2.5 A model of systems modelling
Much, if not most quantitative modelling is carried out in the context of engineering, business and financial studies. These uses of quantitative models are usually not part of a systems approach. Furthermore much of the modelling carried out in systems studies is not quantitative, since issues can often be resolved by using diagrammatic or conceptual models. It is therefore important to clarify the systems context in which modelling in general, and quantitative modelling in particular, will be carried out.
To explore the overall process of using models in systems work, we can use a conceptual model. To start, we need a description of the system that produces models within systems studies, and then we can build a conceptual model of this. A possible definition of the system is:
A system to represent aspects of some situation of interest to a range of stakeholders, to assist those stakeholders to achieve some purpose(s) relevant to them.
This system definition includes three verbs, represent, assist and achieve. These are the ‘front-line’ activities, and implied by these activity verbs, there is a wide set of further activities. Thus, to represent some situation in an appropriate way, it is necessary to:

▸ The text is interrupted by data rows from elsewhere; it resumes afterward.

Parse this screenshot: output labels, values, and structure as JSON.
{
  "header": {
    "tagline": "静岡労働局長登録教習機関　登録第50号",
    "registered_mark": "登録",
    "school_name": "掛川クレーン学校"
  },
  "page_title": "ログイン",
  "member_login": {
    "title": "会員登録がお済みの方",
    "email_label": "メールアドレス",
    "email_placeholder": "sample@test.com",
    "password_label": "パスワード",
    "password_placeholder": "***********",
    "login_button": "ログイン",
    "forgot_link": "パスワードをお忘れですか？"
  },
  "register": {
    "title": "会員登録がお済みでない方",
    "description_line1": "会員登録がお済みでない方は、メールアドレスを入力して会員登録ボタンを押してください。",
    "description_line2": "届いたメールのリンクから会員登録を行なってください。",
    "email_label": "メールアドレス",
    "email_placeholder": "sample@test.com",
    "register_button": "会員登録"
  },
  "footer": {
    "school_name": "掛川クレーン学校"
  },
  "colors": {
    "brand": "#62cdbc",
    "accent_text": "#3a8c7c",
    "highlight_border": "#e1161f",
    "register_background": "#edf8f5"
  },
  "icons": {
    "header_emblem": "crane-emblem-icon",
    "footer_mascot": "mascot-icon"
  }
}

A know the stakeholders and the purposes
B identify the boundaries around the situation
C choose features of that situation which are important to the stakeholders
D identify possible linkages or relationships between these features
E choose a suitable way to describe those relationships
F test whether the chosen features and relationships are agreed by the stakeholders to be appropriate
G modify B–E if the test in F suggests that inappropriate choices have been made and test again.
The end result of a systems study is often to take action. For systems modelling to assist the stakeholders towards this, then it may also have to:
H indicate the likely outcome of different possible actions, in terms relevant to the stated purpose(s)
I evaluate (i.e. put some value on) the nature of trade-offs between different purposes, so as to indicate the preferred option.
The set of verbs listed above represents the necessary activities of a systems model, and the logical links between them are given in Figure 7.
Drawing diagrams is often a very important way of carrying out activities B to E in the sequence above.
Activity H possibly needs some further explanation. The outcome of any action is usually some change in certain features of the situation. This can take many forms, but usually results in a change in the behaviour of some item or person. Behaviour, in this sense, has a precise meaning referring to the way something changes over time. It could imply something as obvious as the temperature of a room, displayed as a graph, or it could be something much less quantifiable, such as the level of conflict, or morale in an organisation. The phrase ‘the behaviour of the system’ thus refers to changes over time in those aspects of the system which have been identified as being important or relevant. Where aspects of the behaviour are measurable, each of these aspects is usually referred to as a variable, often qualified as a state variable. The whole set of state variables associated with a system then summarises the state of that system under a given set of conditions, in terms relevant to the agreed purpose of the modelling.
The list of activity verbs and the logical linkage between them does not tell us how to do modelling in practice. In order to do any systems modelling, we need to put some flesh on the conceptual model given, to provide one realisation of the activity of systems modelling.
One such realisation is provided in David Lane, Camilla Monefeldt and Jonathan Rosenhead's paper 'Emergency – but no Accident: a system dynamics study of an accident and emergency department'. To access the article click here to go to the website of The Operational Research Society. Once there enter the search terms 'emergency accident lane monefeldt' in the 'site search' box located in the top bar of the page. The paper should be among the top hits provided.
Click on the 'View document' link below to read David Lane, Camilla Monefeldt and Jonathan Rosenhead, on 'Emergency but no accident'.
To familiarise yourself with the context briefly read the sections up to and including 'Handling complexity with system dynamics' in the 'Emergency – but no accident' paper.
As part of a systems study of a hospital accident and emergency department, the following root definition was produced for one system that the stakeholders thought was relevant to the whole situation:
‘A system to categorise patients entering the accident and emergency department so that hospital resources are committed effectively according to patient needs and patients are treated and sent on appropriately.’
Using the discussion of conceptual models in the preceding text as a guide
identify the important verbs in this root definition
draw up a conceptual model of a system which conforms to this root definition.
There are four actual verbs in the definition: categorise, commit, treat and send on.
These verbs all imply a range of other activities, which need to be specified to produce a useful conceptual model. So, to categorise patients, it is necessary to know the features of the categories, and of the patients. To commit resources, it is necessary to know what resources are available, and to match them to the needs. To treat and send on patients, it is necessary to select treatments, to know what resources they need and to use these resources to carry out the treatments. One version of a more developed conceptual model including these verbs is given in Figure 8.